__DIRECTIONS__: In the entries below, find every line with the string "Authentication" and copy it.
'''
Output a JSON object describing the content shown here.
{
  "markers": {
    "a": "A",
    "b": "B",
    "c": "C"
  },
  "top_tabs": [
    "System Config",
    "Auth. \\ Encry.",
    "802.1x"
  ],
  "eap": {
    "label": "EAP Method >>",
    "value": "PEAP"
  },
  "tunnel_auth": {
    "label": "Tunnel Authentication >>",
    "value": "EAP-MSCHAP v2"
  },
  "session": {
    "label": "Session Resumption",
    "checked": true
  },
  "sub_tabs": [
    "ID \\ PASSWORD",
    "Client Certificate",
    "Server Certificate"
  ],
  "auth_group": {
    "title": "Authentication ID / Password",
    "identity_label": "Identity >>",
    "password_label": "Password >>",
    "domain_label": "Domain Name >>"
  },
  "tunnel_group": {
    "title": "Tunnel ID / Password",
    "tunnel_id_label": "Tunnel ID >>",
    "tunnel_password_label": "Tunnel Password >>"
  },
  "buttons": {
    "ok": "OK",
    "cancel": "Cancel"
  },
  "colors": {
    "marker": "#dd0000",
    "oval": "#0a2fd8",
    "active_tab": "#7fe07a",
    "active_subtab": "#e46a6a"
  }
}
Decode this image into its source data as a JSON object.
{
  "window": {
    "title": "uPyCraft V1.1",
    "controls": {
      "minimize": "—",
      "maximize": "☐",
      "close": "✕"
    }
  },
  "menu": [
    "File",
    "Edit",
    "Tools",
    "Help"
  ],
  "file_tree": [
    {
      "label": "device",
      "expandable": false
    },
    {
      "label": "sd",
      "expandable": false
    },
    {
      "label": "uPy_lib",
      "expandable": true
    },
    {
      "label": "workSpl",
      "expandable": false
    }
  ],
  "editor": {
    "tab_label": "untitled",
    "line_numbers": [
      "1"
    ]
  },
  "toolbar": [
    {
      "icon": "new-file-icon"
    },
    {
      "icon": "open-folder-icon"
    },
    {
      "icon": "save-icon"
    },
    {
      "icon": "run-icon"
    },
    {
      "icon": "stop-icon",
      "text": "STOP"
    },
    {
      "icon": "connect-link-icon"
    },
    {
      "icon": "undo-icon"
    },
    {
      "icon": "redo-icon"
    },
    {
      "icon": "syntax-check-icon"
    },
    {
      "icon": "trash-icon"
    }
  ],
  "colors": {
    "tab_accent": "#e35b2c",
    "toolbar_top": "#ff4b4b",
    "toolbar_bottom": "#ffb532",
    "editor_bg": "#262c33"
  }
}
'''
__ANSWER FOR THIS EXERCISE__:
    "label": "Tunnel Authentication >>",
    "title": "Authentication ID / Password",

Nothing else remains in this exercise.